> **Exercise requirements**
If a line of the data below holds the word "Shift", list it.

> **Stored records**
┌──
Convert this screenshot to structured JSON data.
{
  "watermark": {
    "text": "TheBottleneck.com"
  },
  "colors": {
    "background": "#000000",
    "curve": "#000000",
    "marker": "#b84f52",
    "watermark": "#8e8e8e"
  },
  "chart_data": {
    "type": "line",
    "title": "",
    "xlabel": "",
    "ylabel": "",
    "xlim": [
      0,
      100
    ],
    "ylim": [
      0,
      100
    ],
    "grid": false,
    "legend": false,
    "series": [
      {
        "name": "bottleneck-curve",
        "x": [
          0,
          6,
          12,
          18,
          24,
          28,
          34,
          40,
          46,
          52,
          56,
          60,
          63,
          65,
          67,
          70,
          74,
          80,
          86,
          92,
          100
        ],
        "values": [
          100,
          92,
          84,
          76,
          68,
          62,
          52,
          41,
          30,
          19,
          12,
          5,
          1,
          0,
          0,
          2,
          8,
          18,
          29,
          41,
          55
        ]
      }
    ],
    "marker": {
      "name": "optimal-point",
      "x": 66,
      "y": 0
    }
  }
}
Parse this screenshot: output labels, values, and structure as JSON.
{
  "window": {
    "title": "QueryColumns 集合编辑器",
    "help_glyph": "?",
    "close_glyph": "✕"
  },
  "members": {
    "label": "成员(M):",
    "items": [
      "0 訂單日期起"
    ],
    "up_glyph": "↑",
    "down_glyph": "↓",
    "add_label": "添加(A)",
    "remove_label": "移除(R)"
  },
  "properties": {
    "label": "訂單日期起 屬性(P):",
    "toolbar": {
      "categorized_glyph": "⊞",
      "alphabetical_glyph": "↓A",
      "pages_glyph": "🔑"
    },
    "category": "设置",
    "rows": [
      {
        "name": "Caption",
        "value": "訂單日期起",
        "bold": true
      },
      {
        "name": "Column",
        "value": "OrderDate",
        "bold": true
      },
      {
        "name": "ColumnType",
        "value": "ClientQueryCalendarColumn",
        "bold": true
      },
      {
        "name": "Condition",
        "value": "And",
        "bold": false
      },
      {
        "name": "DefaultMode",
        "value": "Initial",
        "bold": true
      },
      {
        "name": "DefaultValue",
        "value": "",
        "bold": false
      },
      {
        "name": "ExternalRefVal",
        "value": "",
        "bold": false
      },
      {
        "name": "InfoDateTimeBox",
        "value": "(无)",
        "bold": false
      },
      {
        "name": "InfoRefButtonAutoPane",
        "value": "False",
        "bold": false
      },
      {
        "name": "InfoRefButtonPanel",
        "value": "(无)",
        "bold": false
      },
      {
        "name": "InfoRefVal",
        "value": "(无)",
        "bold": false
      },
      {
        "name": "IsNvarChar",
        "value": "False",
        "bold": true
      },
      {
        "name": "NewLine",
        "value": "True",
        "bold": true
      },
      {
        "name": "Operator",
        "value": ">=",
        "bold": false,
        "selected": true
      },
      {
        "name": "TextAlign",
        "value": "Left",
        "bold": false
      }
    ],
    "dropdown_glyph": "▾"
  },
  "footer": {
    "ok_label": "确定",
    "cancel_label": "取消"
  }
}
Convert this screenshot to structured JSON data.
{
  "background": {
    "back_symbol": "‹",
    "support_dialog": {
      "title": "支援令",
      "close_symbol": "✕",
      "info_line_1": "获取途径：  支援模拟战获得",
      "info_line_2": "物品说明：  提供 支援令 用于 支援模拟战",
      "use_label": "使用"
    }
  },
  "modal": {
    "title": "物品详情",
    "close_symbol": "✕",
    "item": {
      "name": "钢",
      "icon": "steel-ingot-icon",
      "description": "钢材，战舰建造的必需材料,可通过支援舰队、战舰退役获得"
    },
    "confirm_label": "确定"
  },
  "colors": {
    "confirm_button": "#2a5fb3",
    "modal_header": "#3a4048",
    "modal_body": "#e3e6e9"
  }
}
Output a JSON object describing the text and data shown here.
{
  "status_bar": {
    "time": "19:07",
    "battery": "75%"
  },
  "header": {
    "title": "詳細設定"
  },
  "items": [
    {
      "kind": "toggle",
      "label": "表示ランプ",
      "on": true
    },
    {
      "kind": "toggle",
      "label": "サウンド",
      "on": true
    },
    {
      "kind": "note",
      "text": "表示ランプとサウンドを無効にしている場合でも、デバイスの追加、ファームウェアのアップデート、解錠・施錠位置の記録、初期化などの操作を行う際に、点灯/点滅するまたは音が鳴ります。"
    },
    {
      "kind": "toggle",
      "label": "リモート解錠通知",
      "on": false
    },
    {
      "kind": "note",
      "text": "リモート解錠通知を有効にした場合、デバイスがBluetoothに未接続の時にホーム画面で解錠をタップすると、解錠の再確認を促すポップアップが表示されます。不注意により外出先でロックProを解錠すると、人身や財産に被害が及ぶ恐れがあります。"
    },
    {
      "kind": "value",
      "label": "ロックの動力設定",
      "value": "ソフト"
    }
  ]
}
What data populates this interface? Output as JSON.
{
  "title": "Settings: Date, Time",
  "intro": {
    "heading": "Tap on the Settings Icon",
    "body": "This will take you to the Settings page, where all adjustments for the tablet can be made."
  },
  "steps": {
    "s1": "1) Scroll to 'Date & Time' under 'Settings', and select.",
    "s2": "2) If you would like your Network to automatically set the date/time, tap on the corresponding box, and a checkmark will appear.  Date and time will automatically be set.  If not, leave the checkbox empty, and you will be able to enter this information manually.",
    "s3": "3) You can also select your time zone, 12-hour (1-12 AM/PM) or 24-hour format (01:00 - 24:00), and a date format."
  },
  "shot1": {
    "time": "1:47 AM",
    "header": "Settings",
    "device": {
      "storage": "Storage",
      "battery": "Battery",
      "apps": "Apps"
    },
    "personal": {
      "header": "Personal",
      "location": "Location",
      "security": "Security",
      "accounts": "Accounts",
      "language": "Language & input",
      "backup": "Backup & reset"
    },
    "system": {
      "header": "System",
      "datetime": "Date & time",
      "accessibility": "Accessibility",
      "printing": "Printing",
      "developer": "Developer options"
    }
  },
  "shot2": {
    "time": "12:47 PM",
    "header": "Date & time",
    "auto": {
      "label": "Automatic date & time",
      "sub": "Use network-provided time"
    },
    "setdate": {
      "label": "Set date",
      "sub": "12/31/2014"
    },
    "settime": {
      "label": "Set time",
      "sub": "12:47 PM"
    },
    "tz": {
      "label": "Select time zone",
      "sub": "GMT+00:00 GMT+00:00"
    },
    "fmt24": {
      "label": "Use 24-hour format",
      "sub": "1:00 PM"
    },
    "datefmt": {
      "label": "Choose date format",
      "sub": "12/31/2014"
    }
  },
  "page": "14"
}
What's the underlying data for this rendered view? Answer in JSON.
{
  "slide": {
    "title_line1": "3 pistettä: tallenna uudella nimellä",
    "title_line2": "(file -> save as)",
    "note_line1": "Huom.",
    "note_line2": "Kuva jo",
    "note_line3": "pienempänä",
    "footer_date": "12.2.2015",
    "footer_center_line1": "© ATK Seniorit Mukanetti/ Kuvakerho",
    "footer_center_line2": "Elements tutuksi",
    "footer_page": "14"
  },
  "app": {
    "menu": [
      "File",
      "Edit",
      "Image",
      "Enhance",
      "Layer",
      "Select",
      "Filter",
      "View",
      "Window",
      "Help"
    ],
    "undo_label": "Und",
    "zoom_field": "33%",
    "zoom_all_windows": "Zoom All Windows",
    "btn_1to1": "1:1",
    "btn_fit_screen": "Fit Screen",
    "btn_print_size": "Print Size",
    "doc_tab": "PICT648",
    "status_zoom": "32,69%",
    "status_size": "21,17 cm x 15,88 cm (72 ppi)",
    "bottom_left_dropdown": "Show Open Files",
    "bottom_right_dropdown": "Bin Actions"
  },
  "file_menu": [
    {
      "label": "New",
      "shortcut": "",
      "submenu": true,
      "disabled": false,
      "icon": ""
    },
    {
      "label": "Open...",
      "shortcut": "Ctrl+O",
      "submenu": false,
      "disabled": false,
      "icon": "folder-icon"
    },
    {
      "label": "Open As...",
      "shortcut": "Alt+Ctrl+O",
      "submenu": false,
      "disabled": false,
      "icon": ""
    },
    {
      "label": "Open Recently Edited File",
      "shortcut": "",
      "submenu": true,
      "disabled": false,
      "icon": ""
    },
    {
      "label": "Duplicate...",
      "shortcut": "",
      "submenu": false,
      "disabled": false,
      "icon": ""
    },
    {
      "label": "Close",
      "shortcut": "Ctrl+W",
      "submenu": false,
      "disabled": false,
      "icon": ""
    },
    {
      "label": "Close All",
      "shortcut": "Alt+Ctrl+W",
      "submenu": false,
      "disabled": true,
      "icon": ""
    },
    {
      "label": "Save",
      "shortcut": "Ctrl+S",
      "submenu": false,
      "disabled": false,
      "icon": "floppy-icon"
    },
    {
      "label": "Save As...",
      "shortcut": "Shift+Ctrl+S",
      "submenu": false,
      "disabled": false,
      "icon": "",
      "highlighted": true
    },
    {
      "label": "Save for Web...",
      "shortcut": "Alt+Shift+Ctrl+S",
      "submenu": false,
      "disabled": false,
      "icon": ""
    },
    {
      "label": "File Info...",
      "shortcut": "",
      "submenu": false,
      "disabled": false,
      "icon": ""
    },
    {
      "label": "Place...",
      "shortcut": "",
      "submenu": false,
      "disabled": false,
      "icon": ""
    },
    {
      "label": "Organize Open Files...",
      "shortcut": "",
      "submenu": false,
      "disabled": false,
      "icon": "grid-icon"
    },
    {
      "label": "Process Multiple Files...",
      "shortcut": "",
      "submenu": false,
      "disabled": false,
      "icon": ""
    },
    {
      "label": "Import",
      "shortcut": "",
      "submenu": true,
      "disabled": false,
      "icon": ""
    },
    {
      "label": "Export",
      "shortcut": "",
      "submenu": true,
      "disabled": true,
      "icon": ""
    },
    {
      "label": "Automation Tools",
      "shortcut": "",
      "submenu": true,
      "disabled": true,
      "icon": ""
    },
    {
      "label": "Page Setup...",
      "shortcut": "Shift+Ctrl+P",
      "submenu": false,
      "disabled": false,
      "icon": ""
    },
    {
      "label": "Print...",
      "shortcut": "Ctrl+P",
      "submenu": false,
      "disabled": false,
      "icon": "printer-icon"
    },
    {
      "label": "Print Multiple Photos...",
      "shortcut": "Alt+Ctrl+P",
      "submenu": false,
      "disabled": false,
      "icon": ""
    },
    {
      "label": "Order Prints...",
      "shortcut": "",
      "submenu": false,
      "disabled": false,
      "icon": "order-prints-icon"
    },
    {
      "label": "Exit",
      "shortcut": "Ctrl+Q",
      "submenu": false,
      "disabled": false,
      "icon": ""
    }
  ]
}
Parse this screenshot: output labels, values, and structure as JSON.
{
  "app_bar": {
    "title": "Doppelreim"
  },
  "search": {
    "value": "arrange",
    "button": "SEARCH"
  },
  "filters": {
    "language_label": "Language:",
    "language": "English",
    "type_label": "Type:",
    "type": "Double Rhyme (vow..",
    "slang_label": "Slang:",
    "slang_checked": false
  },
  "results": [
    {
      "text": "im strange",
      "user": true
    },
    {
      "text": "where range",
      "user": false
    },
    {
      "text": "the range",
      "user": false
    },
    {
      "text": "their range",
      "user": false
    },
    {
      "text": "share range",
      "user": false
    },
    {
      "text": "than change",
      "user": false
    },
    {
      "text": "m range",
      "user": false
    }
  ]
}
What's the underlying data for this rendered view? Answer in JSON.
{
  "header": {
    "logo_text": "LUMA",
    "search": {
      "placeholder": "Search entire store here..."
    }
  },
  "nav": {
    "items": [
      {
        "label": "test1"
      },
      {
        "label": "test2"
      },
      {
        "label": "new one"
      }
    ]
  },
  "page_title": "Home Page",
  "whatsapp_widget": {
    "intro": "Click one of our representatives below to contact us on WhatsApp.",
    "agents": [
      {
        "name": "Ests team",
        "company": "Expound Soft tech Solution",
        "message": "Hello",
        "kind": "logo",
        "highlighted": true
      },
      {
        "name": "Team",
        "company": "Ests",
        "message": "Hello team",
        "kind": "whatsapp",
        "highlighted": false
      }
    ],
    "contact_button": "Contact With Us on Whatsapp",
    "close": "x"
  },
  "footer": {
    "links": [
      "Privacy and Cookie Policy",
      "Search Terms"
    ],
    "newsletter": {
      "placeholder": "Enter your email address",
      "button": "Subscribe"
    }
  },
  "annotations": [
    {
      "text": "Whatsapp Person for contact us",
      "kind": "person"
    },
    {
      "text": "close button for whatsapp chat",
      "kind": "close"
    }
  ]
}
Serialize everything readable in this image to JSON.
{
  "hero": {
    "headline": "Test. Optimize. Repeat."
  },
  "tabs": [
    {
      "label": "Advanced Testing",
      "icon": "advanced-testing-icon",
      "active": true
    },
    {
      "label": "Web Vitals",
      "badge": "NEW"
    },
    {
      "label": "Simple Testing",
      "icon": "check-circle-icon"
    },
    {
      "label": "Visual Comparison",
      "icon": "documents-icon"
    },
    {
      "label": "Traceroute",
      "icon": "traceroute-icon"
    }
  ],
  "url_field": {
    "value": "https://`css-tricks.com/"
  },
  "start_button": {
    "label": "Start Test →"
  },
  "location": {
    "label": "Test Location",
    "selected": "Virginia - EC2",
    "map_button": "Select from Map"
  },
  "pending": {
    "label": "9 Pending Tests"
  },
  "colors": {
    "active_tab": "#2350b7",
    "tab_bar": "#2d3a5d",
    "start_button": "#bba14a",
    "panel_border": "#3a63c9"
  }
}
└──
> **Reply to the exercise**
      "shortcut": "Shift+Ctrl+S",
      "shortcut": "Alt+Shift+Ctrl+S",
      "shortcut": "Shift+Ctrl+P",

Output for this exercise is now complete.